[[ RECORDS FOR THE EXERCISE, beginning ]]

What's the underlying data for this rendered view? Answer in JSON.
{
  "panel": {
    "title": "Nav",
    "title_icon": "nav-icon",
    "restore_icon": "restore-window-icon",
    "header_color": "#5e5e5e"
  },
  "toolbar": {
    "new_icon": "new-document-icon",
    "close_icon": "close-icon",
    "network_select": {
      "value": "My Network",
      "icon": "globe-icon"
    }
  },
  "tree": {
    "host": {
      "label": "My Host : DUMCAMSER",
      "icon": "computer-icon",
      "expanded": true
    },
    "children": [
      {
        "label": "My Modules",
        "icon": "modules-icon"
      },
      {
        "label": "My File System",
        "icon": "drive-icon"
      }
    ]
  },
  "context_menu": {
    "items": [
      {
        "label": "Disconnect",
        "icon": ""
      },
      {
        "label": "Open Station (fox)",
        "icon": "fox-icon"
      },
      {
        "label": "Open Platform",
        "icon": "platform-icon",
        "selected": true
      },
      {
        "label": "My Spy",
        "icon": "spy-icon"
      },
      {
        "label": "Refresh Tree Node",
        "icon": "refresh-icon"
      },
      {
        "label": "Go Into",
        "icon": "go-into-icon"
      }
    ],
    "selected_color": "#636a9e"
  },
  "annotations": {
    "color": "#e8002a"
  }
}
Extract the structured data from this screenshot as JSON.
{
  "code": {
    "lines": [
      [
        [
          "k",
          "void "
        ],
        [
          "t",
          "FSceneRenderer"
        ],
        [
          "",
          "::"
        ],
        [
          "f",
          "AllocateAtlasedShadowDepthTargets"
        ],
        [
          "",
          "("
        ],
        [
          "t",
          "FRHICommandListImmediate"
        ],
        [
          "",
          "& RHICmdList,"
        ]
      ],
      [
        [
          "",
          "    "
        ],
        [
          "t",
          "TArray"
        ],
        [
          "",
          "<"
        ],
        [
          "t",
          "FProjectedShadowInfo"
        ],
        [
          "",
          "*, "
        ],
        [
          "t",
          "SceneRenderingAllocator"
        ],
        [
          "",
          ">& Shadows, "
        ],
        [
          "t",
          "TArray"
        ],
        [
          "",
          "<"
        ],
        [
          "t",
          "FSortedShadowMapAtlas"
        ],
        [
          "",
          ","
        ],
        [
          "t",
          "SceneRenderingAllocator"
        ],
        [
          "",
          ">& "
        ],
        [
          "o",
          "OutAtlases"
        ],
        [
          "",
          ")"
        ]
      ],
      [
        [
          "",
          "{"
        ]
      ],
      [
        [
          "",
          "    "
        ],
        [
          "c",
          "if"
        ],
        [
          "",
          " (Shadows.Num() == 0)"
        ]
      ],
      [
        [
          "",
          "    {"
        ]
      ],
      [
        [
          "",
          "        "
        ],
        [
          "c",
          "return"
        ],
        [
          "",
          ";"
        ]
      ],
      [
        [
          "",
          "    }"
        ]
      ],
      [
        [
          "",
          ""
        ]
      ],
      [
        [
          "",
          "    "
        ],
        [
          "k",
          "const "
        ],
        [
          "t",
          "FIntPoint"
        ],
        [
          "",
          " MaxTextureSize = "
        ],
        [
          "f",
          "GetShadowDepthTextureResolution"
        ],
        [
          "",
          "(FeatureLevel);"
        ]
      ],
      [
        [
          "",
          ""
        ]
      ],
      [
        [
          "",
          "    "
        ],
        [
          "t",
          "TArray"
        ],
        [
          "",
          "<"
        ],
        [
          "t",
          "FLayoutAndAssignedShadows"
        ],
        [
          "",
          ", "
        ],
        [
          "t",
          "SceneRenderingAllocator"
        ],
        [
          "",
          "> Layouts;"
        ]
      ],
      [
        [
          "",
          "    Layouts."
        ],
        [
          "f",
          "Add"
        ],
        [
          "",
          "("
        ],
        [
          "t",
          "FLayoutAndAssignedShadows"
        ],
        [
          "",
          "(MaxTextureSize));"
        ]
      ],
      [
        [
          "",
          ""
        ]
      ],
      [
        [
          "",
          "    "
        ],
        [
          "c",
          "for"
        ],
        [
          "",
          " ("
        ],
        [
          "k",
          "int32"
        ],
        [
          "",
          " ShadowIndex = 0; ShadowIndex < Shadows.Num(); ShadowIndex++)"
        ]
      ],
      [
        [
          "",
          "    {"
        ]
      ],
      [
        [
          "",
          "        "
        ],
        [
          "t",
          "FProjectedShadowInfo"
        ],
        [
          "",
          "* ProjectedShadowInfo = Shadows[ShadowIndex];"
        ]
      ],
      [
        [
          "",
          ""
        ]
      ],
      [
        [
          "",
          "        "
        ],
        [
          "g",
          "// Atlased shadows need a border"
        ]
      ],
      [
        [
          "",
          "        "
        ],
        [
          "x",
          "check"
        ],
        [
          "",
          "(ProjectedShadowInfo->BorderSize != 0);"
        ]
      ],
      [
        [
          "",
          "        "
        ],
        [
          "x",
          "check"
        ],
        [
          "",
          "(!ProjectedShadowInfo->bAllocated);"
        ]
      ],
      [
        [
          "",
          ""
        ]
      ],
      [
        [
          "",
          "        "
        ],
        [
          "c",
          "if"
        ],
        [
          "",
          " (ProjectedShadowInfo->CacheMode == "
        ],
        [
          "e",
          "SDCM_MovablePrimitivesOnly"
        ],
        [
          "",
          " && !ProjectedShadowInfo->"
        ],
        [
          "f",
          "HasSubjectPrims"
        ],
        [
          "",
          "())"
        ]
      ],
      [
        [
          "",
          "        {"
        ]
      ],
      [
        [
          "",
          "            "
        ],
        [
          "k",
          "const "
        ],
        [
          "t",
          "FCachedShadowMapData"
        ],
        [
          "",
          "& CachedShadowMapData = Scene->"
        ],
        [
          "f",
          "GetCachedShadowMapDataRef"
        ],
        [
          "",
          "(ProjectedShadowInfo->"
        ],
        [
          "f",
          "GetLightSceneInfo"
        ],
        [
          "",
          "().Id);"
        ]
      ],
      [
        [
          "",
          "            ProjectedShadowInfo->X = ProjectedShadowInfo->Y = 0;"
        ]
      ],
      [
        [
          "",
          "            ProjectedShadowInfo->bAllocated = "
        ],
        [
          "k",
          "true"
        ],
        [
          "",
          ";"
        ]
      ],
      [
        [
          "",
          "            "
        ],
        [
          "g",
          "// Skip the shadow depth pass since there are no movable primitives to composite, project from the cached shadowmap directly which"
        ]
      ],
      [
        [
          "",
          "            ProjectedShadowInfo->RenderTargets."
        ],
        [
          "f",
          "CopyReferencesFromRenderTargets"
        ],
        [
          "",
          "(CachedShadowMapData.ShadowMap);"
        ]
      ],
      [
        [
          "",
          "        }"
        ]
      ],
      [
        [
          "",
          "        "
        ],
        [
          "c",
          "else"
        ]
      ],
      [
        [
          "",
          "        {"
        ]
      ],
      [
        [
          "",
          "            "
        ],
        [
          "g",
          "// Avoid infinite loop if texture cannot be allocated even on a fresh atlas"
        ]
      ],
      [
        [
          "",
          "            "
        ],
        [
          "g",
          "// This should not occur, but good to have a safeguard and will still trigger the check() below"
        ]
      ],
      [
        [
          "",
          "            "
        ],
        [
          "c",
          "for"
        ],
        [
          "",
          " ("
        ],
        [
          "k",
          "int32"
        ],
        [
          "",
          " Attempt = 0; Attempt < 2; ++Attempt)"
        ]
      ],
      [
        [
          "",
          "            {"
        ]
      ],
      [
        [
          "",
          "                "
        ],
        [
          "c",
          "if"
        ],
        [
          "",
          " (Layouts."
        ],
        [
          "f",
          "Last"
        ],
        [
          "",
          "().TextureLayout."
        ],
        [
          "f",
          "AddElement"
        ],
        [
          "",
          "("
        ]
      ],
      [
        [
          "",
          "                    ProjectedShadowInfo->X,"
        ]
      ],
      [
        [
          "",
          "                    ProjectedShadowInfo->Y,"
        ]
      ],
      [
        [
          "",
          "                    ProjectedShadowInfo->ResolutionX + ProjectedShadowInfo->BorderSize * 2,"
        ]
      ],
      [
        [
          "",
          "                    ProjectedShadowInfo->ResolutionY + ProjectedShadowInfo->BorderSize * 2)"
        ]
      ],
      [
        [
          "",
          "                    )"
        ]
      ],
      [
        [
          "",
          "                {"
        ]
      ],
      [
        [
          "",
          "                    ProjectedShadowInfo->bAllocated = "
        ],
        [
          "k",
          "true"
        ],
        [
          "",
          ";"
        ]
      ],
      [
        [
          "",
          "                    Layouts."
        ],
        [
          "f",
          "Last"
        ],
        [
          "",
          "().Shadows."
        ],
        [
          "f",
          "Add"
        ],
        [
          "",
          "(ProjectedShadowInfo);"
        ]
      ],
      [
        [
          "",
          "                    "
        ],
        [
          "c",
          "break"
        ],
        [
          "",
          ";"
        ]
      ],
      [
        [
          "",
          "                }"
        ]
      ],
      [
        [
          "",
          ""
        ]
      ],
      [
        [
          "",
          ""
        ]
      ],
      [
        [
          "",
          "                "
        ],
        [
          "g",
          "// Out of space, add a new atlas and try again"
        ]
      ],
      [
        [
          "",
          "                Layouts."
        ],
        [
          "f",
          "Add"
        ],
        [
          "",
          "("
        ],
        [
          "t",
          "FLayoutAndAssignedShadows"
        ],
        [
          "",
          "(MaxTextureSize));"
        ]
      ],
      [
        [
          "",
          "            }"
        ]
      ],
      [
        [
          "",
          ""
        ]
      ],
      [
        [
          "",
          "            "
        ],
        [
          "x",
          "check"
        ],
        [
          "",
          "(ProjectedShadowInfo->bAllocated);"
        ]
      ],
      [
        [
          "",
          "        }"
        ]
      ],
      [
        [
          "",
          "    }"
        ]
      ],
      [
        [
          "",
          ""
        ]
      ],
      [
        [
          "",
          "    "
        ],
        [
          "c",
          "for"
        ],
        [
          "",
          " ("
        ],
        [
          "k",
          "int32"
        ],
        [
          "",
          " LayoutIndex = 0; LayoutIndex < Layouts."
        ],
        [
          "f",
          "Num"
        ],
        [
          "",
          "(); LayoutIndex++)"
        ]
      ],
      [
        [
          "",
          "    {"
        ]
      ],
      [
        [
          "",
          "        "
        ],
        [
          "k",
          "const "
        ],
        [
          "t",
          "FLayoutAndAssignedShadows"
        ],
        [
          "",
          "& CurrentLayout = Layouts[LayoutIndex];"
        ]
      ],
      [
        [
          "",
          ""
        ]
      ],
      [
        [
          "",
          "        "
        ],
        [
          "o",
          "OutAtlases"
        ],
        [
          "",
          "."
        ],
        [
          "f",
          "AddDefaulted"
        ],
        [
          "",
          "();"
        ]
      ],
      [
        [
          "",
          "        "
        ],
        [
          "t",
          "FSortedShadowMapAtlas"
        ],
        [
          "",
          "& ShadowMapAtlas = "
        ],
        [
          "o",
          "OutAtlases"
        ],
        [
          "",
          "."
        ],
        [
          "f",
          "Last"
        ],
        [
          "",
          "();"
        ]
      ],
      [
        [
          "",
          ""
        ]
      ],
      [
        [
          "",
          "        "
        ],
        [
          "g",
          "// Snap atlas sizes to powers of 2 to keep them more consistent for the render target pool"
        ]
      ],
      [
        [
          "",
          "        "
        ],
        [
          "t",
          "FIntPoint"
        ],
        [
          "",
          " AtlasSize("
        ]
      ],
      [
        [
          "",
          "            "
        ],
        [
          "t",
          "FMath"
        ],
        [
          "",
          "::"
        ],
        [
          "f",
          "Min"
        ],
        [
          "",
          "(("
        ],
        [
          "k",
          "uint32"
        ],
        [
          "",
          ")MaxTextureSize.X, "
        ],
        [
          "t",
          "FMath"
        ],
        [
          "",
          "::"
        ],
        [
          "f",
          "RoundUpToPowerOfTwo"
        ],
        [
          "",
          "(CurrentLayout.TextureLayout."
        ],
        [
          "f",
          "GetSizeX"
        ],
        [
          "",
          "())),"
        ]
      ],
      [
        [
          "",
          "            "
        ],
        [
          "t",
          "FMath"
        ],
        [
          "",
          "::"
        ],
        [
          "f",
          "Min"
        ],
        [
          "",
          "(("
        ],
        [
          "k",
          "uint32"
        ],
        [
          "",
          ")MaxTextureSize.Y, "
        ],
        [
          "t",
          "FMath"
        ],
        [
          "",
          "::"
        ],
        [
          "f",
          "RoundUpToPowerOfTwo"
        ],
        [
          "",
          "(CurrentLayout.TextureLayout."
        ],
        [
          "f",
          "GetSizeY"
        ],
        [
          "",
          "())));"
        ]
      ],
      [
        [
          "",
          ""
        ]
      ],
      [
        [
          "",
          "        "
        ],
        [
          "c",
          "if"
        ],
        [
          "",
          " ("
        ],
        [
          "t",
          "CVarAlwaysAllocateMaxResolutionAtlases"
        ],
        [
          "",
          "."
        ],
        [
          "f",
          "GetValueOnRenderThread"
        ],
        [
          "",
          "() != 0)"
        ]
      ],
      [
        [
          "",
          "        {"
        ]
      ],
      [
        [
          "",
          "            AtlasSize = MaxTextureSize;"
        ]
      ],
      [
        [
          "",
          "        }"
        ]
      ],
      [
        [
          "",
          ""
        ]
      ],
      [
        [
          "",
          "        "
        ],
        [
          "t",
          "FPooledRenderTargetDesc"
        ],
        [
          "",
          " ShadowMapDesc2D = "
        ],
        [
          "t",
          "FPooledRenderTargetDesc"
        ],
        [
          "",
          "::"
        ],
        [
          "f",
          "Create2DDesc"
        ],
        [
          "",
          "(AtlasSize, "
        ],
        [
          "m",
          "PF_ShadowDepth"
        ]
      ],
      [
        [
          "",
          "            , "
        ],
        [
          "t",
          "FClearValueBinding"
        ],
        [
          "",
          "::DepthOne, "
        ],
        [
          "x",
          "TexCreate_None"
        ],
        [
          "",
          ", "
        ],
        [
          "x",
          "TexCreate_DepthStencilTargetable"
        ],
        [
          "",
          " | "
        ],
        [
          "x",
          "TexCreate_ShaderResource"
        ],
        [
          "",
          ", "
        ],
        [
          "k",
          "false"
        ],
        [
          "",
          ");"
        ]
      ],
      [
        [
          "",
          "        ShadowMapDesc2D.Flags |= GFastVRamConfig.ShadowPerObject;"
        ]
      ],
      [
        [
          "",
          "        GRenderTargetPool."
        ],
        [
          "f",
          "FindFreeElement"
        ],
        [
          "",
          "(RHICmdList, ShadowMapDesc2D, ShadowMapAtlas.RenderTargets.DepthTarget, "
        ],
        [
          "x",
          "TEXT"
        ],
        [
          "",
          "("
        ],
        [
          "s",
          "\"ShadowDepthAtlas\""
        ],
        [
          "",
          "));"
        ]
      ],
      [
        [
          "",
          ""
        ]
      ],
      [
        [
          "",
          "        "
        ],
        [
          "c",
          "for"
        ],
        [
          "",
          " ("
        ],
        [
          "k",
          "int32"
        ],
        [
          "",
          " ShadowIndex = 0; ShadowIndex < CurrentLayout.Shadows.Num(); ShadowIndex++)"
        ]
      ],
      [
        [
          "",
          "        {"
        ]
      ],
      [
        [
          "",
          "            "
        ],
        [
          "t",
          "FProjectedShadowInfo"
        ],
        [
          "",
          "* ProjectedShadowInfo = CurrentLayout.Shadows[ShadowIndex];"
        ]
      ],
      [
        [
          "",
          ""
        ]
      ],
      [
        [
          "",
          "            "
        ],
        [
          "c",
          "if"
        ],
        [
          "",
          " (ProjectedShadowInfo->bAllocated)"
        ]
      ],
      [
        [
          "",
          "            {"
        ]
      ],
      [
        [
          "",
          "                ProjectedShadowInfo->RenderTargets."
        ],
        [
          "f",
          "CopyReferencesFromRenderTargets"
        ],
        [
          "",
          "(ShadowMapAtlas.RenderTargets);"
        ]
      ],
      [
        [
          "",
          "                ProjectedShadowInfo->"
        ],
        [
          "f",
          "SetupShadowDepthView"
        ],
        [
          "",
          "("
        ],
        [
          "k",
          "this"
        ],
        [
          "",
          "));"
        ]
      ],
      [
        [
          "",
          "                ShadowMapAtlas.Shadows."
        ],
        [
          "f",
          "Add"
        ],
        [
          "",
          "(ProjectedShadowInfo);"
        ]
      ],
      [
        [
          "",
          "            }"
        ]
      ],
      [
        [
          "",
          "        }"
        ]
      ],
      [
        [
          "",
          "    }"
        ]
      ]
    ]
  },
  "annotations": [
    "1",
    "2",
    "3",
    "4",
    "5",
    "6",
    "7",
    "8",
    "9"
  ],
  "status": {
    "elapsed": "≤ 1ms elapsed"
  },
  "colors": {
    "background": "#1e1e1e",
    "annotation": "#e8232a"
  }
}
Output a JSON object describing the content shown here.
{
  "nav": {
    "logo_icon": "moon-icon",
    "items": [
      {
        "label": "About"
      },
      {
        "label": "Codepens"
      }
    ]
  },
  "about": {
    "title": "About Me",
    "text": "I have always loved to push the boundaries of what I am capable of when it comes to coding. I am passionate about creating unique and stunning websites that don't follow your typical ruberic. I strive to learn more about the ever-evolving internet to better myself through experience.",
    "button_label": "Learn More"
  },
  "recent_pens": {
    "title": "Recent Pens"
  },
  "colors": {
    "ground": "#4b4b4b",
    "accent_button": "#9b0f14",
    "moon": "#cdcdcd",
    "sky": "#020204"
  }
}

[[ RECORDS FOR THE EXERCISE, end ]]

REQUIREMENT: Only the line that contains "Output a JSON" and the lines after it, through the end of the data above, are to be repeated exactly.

ANSWER TO THIS EXERCISE:
Output a JSON object describing the content shown here.
{
  "nav": {
    "logo_icon": "moon-icon",
    "items": [
      {
        "label": "About"
      },
      {
        "label": "Codepens"
      }
    ]
  },
  "about": {
    "title": "About Me",
    "text": "I have always loved to push the boundaries of what I am capable of when it comes to coding. I am passionate about creating unique and stunning websites that don't follow your typical ruberic. I strive to learn more about the ever-evolving internet to better myself through experience.",
    "button_label": "Learn More"
  },
  "recent_pens": {
    "title": "Recent Pens"
  },
  "colors": {
    "ground": "#4b4b4b",
    "accent_button": "#9b0f14",
    "moon": "#cdcdcd",
    "sky": "#020204"
  }
}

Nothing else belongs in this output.